There seem to be a lot of 'actions' for NHS Kiss: "NHSX will launch and then implement a Data Strategy for Health and Social Care in the coming months. This will capitalise on the good practice from the response to COVID-19 by building on the permissive approach to data sharing, such as the use of Control of Patient Information (COPI) notices, while protecting the need for patient confidentiality."
"NHSX is convening a new Data Alliance Partnership, bringing together key bodies such as the Care Quality Commission, NHS Business Services Authority, Public Health England and NICE, to agree principles on data collection, sharing and use to minimise the burden of data collection and processing. It will facilitate increased access to data, by making aggregate/anonymised data accessible by default, for legitimate purposes and within existing legislation."
So NHS Kiss are going to be the James Bond of all this. Licensed to bust bureaucracy. Mmmmmmmm. NHS Kiss Kiss Bang Bang?
I've been banging on and on and on about NHS culture for years and years (NHS chief anthropologist blah blah blah), and so this sub-heading drew my eye: 'Supportive culture at a national and local level'. So what does this have to say?
"A supportive culture, at every level, is just as important as specific actions to bust bureaucracy. In fact, the success of the actions listed above will be impacted by how leadership at every level of the system embraces them."
(English translation: Here are a set of words that we have written down, which do not mean anything. Please just nod thoughtfully.)
It goes on from there, I'm sorry to say: "Each part of the system must question and call-out organisational habits or local rules which increase excess bureaucracy. Everyone needs to play their part in busting bureaucracy, from national government to local providers and frontline staff."
(English translation: excess bureaucracy of course arose because people did not question and call-out regulation and reporting. Yes, it did. Look, just nod, OK?)
And of course when you see the phrase "everybody needs to play their part", you instantly know that what's everyone's job is no-one's job.
So you sigh. And you shrug. And you consign the 2020 bureaucracy busting review to the dusty shelf of NHS management history, along all the others. There’ll be another one along next Health Secretary.

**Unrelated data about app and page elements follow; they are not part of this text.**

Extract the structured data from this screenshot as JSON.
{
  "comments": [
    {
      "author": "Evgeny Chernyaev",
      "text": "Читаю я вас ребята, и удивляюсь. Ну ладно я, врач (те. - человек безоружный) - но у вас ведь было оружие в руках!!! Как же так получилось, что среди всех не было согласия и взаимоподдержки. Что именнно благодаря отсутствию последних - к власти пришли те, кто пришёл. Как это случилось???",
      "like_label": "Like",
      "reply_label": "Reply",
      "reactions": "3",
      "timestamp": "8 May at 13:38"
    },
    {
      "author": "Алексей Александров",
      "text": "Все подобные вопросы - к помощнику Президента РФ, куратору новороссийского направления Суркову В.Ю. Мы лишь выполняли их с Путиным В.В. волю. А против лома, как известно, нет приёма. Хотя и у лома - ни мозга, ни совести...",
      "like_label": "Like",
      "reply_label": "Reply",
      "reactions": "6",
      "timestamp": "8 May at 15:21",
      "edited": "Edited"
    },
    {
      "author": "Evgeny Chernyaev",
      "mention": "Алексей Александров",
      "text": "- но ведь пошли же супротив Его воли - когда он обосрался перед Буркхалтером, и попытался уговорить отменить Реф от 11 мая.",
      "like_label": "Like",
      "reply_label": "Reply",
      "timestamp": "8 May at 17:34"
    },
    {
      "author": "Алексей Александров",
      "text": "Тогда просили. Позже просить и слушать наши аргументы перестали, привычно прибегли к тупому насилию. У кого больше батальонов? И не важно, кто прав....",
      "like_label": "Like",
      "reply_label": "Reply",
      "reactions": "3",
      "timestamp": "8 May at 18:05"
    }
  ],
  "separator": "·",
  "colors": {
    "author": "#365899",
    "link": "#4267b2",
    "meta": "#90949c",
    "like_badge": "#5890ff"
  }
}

Good news? I have a little: some interesting innovations highlighted here in the FT.
And the latest Ipsos MORI Veracity Index finds that again, doctors and engineers are the most trusted professions in the Ipsos MORI Veracity Index 2020, while politicians, government ministers, journalists (hello!) and advertising executives are least trusted. A smart profession could do something with that level of trust, chaps. No, clearly I’m not talking about mine.
Encouragingly, we also learned that a new Ipsos MORI poll finds half (50%) of Britons think this second lockdown in England will be effective in significantly reducing the spread of the coronavirus, while 41% believe it will be ineffective. These numbers are largely unchanged among just English respondents (50% effective, 42% ineffective). Older Britons have slightly more faith in the measure, 54% of 55-75-year olds believe it will be effective compared to 48% of those aged 18-54.
Almost three-quarters (73%) say they are following the restrictions completely or nearly all of the time with a further 21% saying most of/ about half the time. These figures are near unchanged from October 2020.
Britons are less convinced when asked about the behaviour of others. Despite three in four (73%) saying they are abiding by government rules, just one in ten (11%) think all or nearly all other Britons are doing the same. Nearing two in three (63%) believe that most or about half of the British public are following the rules. However, one in four (25%) believe it is less than half, hardly any or none of them, which has increased from fewer than one in five (18%) in May.
Owing to constraints of space and time, this material written for my weekly column for Health Service Journal could not be used there. So it's here.